    The 2 truly pleasant surprises I've had are both currently in my garage. 2011 Toyota RAV4. I've never been a Toyota (or any Asian brand) fan up until we got the RAV4. While certainly not an enthusiast vehicle by any means, it does the job it was made for as well or better than anything else on the road. The 2.5L 4 is surprisingly torquey and delivers good mileage. It eats up cargo and miles with ease. The other one is the 2012 VW Eos that I bought to succeed the 2006 GTO after GM dried up the parts supply. While not a fire-breathing monster like the Goat, the 2.0L is sufficiently fast, and the DSG grew on me. I like the European driving feel and the hardtop convertible roof makes for any open or closed driving experience you want.

  • CincyDavid CincyDavid on Feb 27, 2019

    I'll chime in not one, but TWO rental Nissans. I would no more buy a Nissan than fly to the moon, but I had positive experiences with a Versa sedan: huge back seat, larger than expected trunk, great little commuter car. And a new-bodystyle Altima. Doors sounded terrible, closed with a metallic "clank" noise, but when I picked it up at TPA, the trunk was open so I couldn't see the badge...I could only see the c-pillar shape and thought I had lucked into a Maxima, in a sea of Kia Optimas. Overall a very competent car and the CVT wasn't obnoxious at all. I don't know if it's dumb luck or what, but I have tended to get REALLY low mileage rentals from Alamo at Tampa Int'l...including a Cadillac XTS with 4 miles on it. The Altima had something like 900 miles on it. Perhaps a higher-mileage car would have been less impressive. I am scheduled to pick up a Ford Expedition (or similar) for a family trip in May, no telling what I'll wind up with...

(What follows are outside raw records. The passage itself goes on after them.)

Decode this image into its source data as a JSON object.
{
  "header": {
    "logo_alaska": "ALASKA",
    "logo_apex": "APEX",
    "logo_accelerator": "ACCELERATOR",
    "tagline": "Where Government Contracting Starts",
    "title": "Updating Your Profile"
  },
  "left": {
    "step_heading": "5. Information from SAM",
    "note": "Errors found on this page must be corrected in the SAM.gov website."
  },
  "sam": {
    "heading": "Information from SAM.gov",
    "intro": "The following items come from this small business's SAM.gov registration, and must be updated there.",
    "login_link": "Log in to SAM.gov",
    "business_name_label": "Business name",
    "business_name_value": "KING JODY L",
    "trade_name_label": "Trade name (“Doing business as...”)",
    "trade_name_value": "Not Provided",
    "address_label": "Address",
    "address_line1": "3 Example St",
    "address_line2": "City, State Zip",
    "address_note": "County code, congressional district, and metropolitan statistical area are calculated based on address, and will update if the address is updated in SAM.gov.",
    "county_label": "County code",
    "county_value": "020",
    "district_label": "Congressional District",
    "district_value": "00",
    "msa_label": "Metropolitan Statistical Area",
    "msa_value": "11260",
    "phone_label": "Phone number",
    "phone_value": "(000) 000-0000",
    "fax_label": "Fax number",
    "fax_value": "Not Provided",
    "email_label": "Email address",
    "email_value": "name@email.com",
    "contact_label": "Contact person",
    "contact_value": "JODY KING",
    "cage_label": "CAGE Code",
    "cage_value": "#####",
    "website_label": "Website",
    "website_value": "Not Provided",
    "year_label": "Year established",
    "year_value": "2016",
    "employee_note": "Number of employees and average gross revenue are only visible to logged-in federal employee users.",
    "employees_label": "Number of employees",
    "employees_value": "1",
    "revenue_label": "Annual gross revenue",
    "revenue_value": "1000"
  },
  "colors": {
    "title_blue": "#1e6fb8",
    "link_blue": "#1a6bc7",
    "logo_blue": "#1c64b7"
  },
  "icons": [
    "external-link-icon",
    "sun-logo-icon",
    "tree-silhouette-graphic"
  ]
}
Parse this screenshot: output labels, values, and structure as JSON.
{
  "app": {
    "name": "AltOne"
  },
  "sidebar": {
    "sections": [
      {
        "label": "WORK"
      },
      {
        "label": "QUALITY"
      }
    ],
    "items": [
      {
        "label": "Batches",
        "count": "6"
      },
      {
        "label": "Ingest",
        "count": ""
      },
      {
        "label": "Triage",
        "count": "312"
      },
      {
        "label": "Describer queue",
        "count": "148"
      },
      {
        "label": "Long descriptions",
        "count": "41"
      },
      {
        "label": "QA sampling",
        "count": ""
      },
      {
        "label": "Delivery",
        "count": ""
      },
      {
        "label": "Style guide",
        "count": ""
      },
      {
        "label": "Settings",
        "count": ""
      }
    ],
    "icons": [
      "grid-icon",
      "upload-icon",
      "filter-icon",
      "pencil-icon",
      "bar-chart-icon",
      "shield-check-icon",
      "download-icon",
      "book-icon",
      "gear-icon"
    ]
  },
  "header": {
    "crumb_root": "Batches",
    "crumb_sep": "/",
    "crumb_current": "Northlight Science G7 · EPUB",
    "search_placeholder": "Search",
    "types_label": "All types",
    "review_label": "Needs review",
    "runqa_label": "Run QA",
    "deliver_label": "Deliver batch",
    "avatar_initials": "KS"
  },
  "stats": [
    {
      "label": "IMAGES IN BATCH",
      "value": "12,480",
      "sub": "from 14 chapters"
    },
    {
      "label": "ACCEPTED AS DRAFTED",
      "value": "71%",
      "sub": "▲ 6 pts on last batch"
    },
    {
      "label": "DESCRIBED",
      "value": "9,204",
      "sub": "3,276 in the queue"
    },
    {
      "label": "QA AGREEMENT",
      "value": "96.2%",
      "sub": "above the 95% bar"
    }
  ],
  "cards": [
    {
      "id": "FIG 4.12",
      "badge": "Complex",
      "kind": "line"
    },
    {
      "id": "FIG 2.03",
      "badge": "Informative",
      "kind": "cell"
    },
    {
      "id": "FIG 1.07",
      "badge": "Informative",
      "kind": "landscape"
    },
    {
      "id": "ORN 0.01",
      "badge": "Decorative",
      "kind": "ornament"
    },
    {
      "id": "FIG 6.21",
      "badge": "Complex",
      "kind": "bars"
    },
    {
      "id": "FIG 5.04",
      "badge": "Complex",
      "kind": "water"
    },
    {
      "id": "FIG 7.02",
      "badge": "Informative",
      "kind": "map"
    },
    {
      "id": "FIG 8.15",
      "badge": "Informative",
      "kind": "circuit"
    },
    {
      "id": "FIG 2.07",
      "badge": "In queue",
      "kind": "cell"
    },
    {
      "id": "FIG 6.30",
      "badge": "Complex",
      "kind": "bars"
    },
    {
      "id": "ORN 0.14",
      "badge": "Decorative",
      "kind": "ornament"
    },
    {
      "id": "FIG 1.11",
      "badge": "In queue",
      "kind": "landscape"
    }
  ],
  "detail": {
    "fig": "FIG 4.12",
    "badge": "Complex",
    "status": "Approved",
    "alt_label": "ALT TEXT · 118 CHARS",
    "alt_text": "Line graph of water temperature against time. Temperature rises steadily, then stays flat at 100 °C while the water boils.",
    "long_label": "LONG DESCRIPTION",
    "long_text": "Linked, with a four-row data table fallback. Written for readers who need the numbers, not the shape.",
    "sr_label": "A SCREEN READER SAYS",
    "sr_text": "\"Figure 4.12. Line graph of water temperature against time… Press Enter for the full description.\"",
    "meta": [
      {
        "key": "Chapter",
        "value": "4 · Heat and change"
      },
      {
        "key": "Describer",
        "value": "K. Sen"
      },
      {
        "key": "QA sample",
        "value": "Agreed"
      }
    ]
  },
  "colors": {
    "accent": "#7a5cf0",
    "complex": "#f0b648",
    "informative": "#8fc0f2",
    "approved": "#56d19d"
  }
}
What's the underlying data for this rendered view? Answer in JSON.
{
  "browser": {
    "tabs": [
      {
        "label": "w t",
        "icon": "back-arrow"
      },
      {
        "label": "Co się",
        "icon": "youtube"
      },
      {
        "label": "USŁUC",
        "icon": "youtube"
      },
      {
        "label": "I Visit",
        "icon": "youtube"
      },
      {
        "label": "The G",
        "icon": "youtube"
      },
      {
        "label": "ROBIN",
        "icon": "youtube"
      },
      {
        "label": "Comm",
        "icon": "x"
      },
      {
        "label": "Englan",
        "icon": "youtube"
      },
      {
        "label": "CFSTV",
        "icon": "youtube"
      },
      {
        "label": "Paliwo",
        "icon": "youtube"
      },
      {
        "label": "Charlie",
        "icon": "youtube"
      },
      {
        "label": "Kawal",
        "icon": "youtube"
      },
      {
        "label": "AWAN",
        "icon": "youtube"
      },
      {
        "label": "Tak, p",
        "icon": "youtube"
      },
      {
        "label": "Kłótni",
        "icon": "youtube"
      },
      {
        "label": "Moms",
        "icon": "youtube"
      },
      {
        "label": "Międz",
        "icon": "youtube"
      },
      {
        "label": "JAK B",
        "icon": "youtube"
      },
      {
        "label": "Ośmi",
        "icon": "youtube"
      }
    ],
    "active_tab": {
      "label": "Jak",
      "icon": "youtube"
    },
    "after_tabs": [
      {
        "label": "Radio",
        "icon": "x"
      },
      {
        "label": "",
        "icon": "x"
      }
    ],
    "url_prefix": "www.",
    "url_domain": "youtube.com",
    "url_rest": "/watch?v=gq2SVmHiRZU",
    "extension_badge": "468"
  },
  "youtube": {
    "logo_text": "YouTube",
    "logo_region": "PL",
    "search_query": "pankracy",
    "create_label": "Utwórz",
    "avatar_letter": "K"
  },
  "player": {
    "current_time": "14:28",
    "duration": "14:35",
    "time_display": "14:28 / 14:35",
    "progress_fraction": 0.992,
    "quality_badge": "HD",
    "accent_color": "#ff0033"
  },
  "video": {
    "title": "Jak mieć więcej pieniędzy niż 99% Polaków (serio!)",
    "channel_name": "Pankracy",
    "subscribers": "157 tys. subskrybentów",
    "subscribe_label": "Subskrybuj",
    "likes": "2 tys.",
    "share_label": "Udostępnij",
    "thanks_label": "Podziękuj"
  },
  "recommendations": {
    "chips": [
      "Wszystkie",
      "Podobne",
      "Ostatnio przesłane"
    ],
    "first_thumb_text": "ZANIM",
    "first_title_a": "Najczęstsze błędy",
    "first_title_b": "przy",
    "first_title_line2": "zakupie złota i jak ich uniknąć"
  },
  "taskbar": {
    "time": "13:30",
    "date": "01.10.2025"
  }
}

  • Arthur Dailey 'The capitalists will sell use the very rope that we use to hang them.' In our household we have cut down our shopping/spending and pay more to purchase products from 1st world nations or 2nd world nations that are our 'allies'. That also means quite often only buying and eating fruit and vegetables that are in season. Just like our parents and grandparents did.At least TTAC published an article on May 21st regarding LAN transformers that contravene the Uyghur Forced Labour Prevention Act being used in some BMW, Jaguar, Land Rover, and VW products?
  • ToolGuy I wouldn't buy any old Chinese brand of vehicle, but the right EV at the right price, maybe possibly yes. If you told me this would alarm Ford and torque off FreedMike, all the better. 😉P.S. I would *definitely* consider an EV made in Taiwan. Take that, paramount leader!P.P.S. China batteries/components to convert one of my ICE vehicles to EV? Yes.
  • Wolfwagen I expect Renault to be less popular than Fiat
  • ToolGuy Helium-3, baby!
  • Roman Our 1999 Pontiac Sunfire Gt is still running without any issues. 25 years and counting.